*WORK REQUIRED:*
What you return must match the data below exactly, minus any pictures.

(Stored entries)
----
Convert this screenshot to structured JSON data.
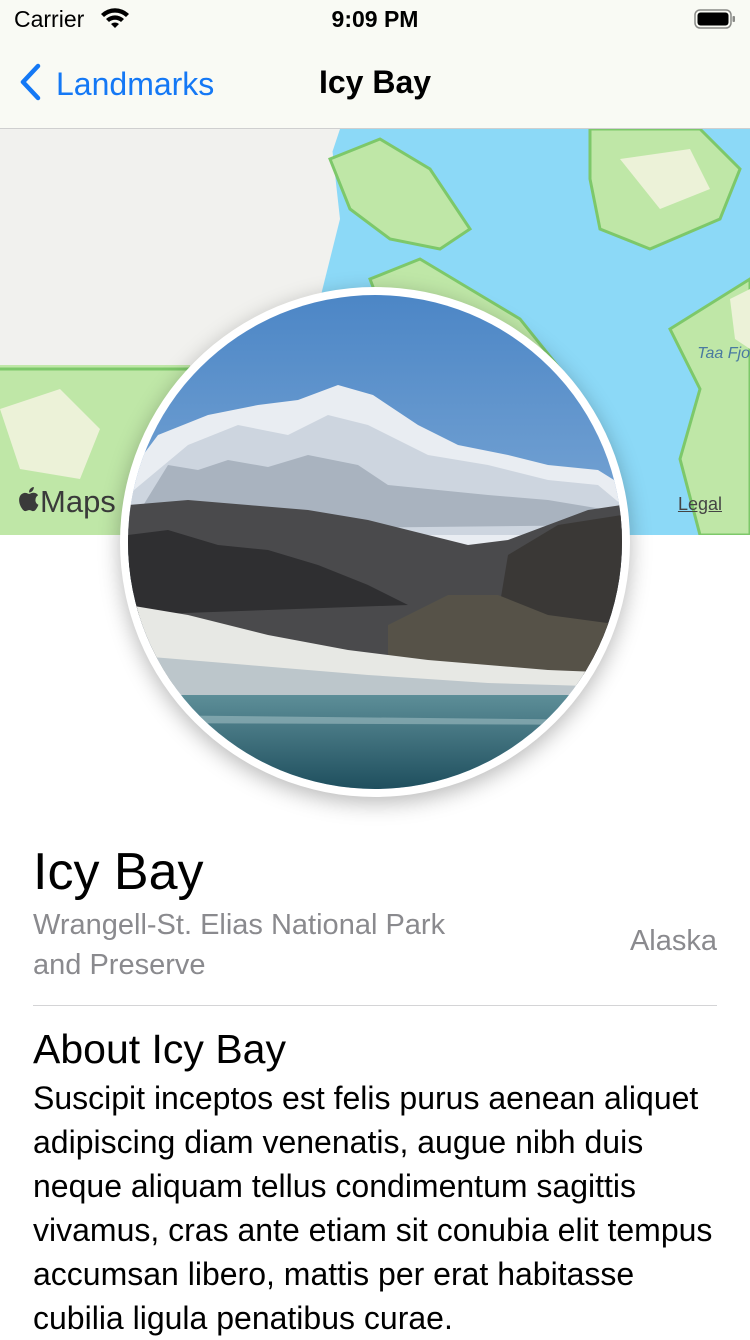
{
  "status_bar": {
    "carrier": "Carrier",
    "time": "9:09 PM"
  },
  "nav": {
    "back_label": "Landmarks",
    "title": "Icy Bay"
  },
  "map": {
    "attribution": "Maps",
    "legal": "Legal",
    "label_partial": "Taa Fjo"
  },
  "landmark": {
    "name": "Icy Bay",
    "park": "Wrangell-St. Elias National Park and Preserve",
    "state": "Alaska",
    "about_heading": "About Icy Bay",
    "description": "Suscipit inceptos est felis purus aenean aliquet adipiscing diam venenatis, augue nibh duis neque aliquam tellus condimentum sagittis vivamus, cras ante etiam sit conubia elit tempus accumsan libero, mattis per erat habitasse cubilia ligula penatibus curae."
  },
  "colors": {
    "accent": "#1478f5",
    "secondary_text": "#8a8a8e",
    "water": "#8cd9f7",
    "land": "#bfe7a7"
  }
}
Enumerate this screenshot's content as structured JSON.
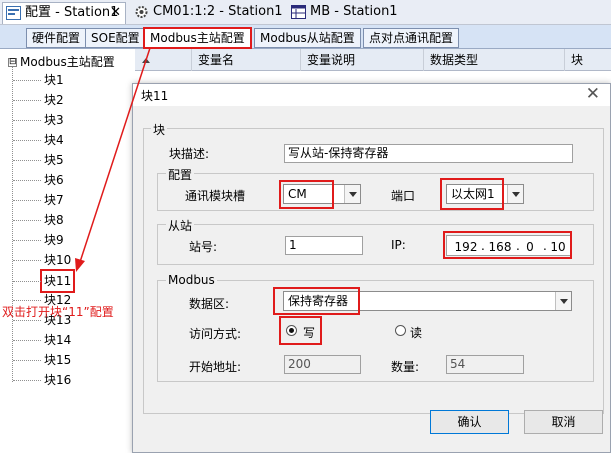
{
  "doc_tabs": [
    {
      "label": "配置 - Station1",
      "close": "✕"
    },
    {
      "label": "CM01:1:2 - Station1"
    },
    {
      "label": "MB - Station1"
    }
  ],
  "sub_tabs": [
    "硬件配置",
    "SOE配置",
    "Modbus主站配置",
    "Modbus从站配置",
    "点对点通讯配置"
  ],
  "tree": {
    "root_toggle": "⊟",
    "root": "Modbus主站配置",
    "items": [
      "块1",
      "块2",
      "块3",
      "块4",
      "块5",
      "块6",
      "块7",
      "块8",
      "块9",
      "块10",
      "块11",
      "块12",
      "块13",
      "块14",
      "块15",
      "块16"
    ]
  },
  "grid_headers": [
    "变量名",
    "变量说明",
    "数据类型",
    "块"
  ],
  "annotation": "双击打开块“11”配置",
  "dialog": {
    "title": "块11",
    "close": "✕",
    "block_group": "块",
    "desc_label": "块描述:",
    "desc_value": "写从站-保持寄存器",
    "config_group": "配置",
    "slot_label": "通讯模块槽",
    "slot_value": "CM",
    "port_label": "端口",
    "port_value": "以太网1",
    "slave_group": "从站",
    "station_label": "站号:",
    "station_value": "1",
    "ip_label": "IP:",
    "ip": [
      "192",
      "168",
      "0",
      "10"
    ],
    "ip_dot": ".",
    "modbus_group": "Modbus",
    "area_label": "数据区:",
    "area_value": "保持寄存器",
    "access_label": "访问方式:",
    "access_write": "写",
    "access_read": "读",
    "access_selected": "写",
    "start_label": "开始地址:",
    "start_value": "200",
    "count_label": "数量:",
    "count_value": "54",
    "ok": "确认",
    "cancel": "取消"
  },
  "colors": {
    "highlight": "#e01b1b",
    "tab_bar": "#d6e3f5"
  }
}
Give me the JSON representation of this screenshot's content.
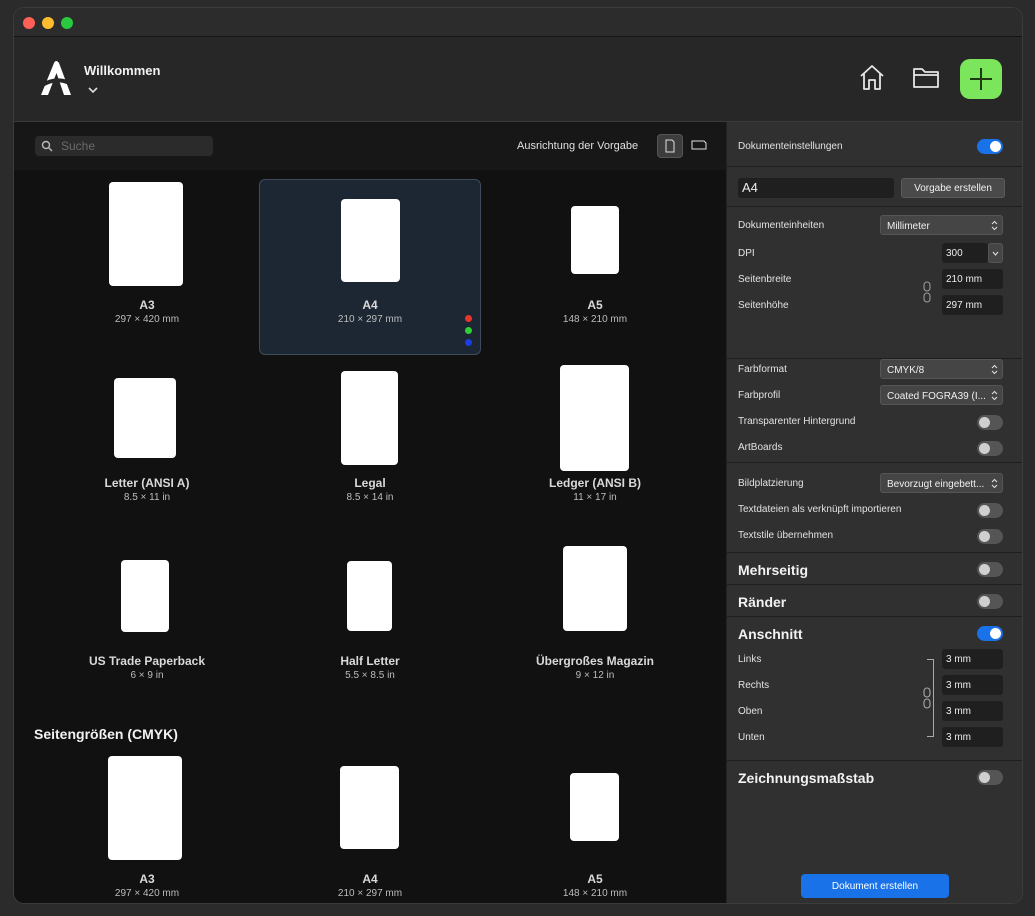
{
  "header": {
    "title": "Willkommen"
  },
  "toolbar": {
    "search_placeholder": "Suche",
    "orientation_label": "Ausrichtung der Vorgabe"
  },
  "presets": [
    {
      "name": "A3",
      "size": "297 × 420 mm"
    },
    {
      "name": "A4",
      "size": "210 × 297 mm"
    },
    {
      "name": "A5",
      "size": "148 × 210 mm"
    },
    {
      "name": "Letter (ANSI A)",
      "size": "8.5 × 11 in"
    },
    {
      "name": "Legal",
      "size": "8.5 × 14 in"
    },
    {
      "name": "Ledger (ANSI B)",
      "size": "11 × 17 in"
    },
    {
      "name": "US Trade Paperback",
      "size": "6 × 9 in"
    },
    {
      "name": "Half Letter",
      "size": "5.5 × 8.5 in"
    },
    {
      "name": "Übergroßes Magazin",
      "size": "9 × 12 in"
    }
  ],
  "cmyk_section": {
    "title": "Seitengrößen (CMYK)",
    "presets": [
      {
        "name": "A3",
        "size": "297 × 420 mm"
      },
      {
        "name": "A4",
        "size": "210 × 297 mm"
      },
      {
        "name": "A5",
        "size": "148 × 210 mm"
      }
    ]
  },
  "colors": {
    "accent": "#1a72e8",
    "create_button": "#7be55b",
    "dot_red": "#e8352b",
    "dot_green": "#2ed13a",
    "dot_blue": "#1d3ee0"
  },
  "settings": {
    "doc_settings_label": "Dokumenteinstellungen",
    "preset_name": "A4",
    "create_preset_button": "Vorgabe erstellen",
    "units_label": "Dokumenteinheiten",
    "units_value": "Millimeter",
    "dpi_label": "DPI",
    "dpi_value": "300",
    "width_label": "Seitenbreite",
    "width_value": "210 mm",
    "height_label": "Seitenhöhe",
    "height_value": "297 mm",
    "color_format_label": "Farbformat",
    "color_format_value": "CMYK/8",
    "color_profile_label": "Farbprofil",
    "color_profile_value": "Coated FOGRA39 (I...",
    "transparent_label": "Transparenter Hintergrund",
    "artboards_label": "ArtBoards",
    "image_placement_label": "Bildplatzierung",
    "image_placement_value": "Bevorzugt eingebett...",
    "import_text_label": "Textdateien als verknüpft importieren",
    "text_styles_label": "Textstile übernehmen",
    "multipage_label": "Mehrseitig",
    "margins_label": "Ränder",
    "bleed_label": "Anschnitt",
    "bleed_left_label": "Links",
    "bleed_left_value": "3 mm",
    "bleed_right_label": "Rechts",
    "bleed_right_value": "3 mm",
    "bleed_top_label": "Oben",
    "bleed_top_value": "3 mm",
    "bleed_bottom_label": "Unten",
    "bleed_bottom_value": "3 mm",
    "scale_label": "Zeichnungsmaßstab",
    "create_document_button": "Dokument erstellen"
  }
}
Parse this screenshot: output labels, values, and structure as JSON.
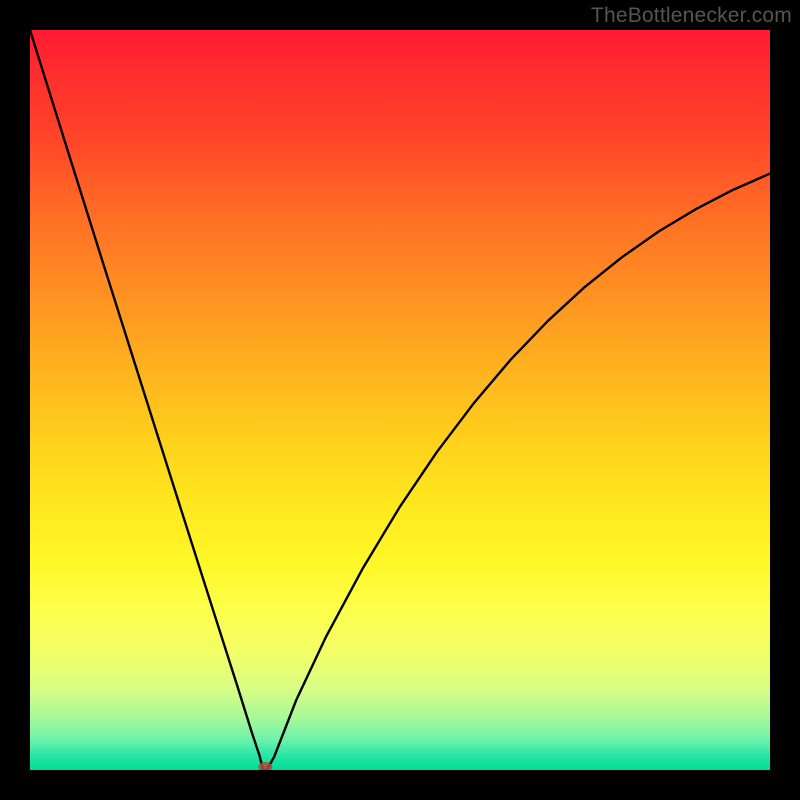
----
*ANSWER TO THE EXERCISE:*
Convert this screenshot to structured JSON data.
{
  "status_bar": {
    "carrier": "Carrier",
    "time": "9:09 PM"
  },
  "nav": {
    "back_label": "Landmarks",
    "title": "Icy Bay"
  },
  "map": {
    "attribution": "Maps",
    "legal": "Legal",
    "label_partial": "Taa Fjo"
  },
  "landmark": {
    "name": "Icy Bay",
    "park": "Wrangell-St. Elias National Park and Preserve",
    "state": "Alaska",
    "about_heading": "About Icy Bay",
    "description": "Suscipit inceptos est felis purus aenean aliquet adipiscing diam venenatis, augue nibh duis neque aliquam tellus condimentum sagittis vivamus, cras ante etiam sit conubia elit tempus accumsan libero, mattis per erat habitasse cubilia ligula penatibus curae."
  },
  "colors": {
    "accent": "#1478f5",
    "secondary_text": "#8a8a8e",
    "water": "#8cd9f7",
    "land": "#bfe7a7"
  }
}
Enumerate this screenshot's content as structured JSON.
{
  "doc_tabs": [
    {
      "label": "配置 - Station1",
      "close": "✕"
    },
    {
      "label": "CM01:1:2 - Station1"
    },
    {
      "label": "MB - Station1"
    }
  ],
  "sub_tabs": [
    "硬件配置",
    "SOE配置",
    "Modbus主站配置",
    "Modbus从站配置",
    "点对点通讯配置"
  ],
  "tree": {
    "root_toggle": "⊟",
    "root": "Modbus主站配置",
    "items": [
      "块1",
      "块2",
      "块3",
      "块4",
      "块5",
      "块6",
      "块7",
      "块8",
      "块9",
      "块10",
      "块11",
      "块12",
      "块13",
      "块14",
      "块15",
      "块16"
    ]
  },
  "grid_headers": [
    "变量名",
    "变量说明",
    "数据类型",
    "块"
  ],
  "annotation": "双击打开块“11”配置",
  "dialog": {
    "title": "块11",
    "close": "✕",
    "block_group": "块",
    "desc_label": "块描述:",
    "desc_value": "写从站-保持寄存器",
    "config_group": "配置",
    "slot_label": "通讯模块槽",
    "slot_value": "CM",
    "port_label": "端口",
    "port_value": "以太网1",
    "slave_group": "从站",
    "station_label": "站号:",
    "station_value": "1",
    "ip_label": "IP:",
    "ip": [
      "192",
      "168",
      "0",
      "10"
    ],
    "ip_dot": ".",
    "modbus_group": "Modbus",
    "area_label": "数据区:",
    "area_value": "保持寄存器",
    "access_label": "访问方式:",
    "access_write": "写",
    "access_read": "读",
    "access_selected": "写",
    "start_label": "开始地址:",
    "start_value": "200",
    "count_label": "数量:",
    "count_value": "54",
    "ok": "确认",
    "cancel": "取消"
  },
  "colors": {
    "highlight": "#e01b1b",
    "tab_bar": "#d6e3f5"
  }
}
Give me the JSON representation of this screenshot's content.
{
  "header": {
    "title": "Willkommen"
  },
  "toolbar": {
    "search_placeholder": "Suche",
    "orientation_label": "Ausrichtung der Vorgabe"
  },
  "presets": [
    {
      "name": "A3",
      "size": "297 × 420 mm"
    },
    {
      "name": "A4",
      "size": "210 × 297 mm"
    },
    {
      "name": "A5",
      "size": "148 × 210 mm"
    },
    {
      "name": "Letter (ANSI A)",
      "size": "8.5 × 11 in"
    },
    {
      "name": "Legal",
      "size": "8.5 × 14 in"
    },
    {
      "name": "Ledger (ANSI B)",
      "size": "11 × 17 in"
    },
    {
      "name": "US Trade Paperback",
      "size": "6 × 9 in"
    },
    {
      "name": "Half Letter",
      "size": "5.5 × 8.5 in"
    },
    {
      "name": "Übergroßes Magazin",
      "size": "9 × 12 in"
    }
  ],
  "cmyk_section": {
    "title": "Seitengrößen (CMYK)",
    "presets": [
      {
        "name": "A3",
        "size": "297 × 420 mm"
      },
      {
        "name": "A4",
        "size": "210 × 297 mm"
      },
      {
        "name": "A5",
        "size": "148 × 210 mm"
      }
    ]
  },
  "colors": {
    "accent": "#1a72e8",
    "create_button": "#7be55b",
    "dot_red": "#e8352b",
    "dot_green": "#2ed13a",
    "dot_blue": "#1d3ee0"
  },
  "settings": {
    "doc_settings_label": "Dokumenteinstellungen",
    "preset_name": "A4",
    "create_preset_button": "Vorgabe erstellen",
    "units_label": "Dokumenteinheiten",
    "units_value": "Millimeter",
    "dpi_label": "DPI",
    "dpi_value": "300",
    "width_label": "Seitenbreite",
    "width_value": "210 mm",
    "height_label": "Seitenhöhe",
    "height_value": "297 mm",
    "color_format_label": "Farbformat",
    "color_format_value": "CMYK/8",
    "color_profile_label": "Farbprofil",
    "color_profile_value": "Coated FOGRA39 (I...",
    "transparent_label": "Transparenter Hintergrund",
    "artboards_label": "ArtBoards",
    "image_placement_label": "Bildplatzierung",
    "image_placement_value": "Bevorzugt eingebett...",
    "import_text_label": "Textdateien als verknüpft importieren",
    "text_styles_label": "Textstile übernehmen",
    "multipage_label": "Mehrseitig",
    "margins_label": "Ränder",
    "bleed_label": "Anschnitt",
    "bleed_left_label": "Links",
    "bleed_left_value": "3 mm",
    "bleed_right_label": "Rechts",
    "bleed_right_value": "3 mm",
    "bleed_top_label": "Oben",
    "bleed_top_value": "3 mm",
    "bleed_bottom_label": "Unten",
    "bleed_bottom_value": "3 mm",
    "scale_label": "Zeichnungsmaßstab",
    "create_document_button": "Dokument erstellen"
  }
}
Parse this screenshot: output labels, values, and structure as JSON.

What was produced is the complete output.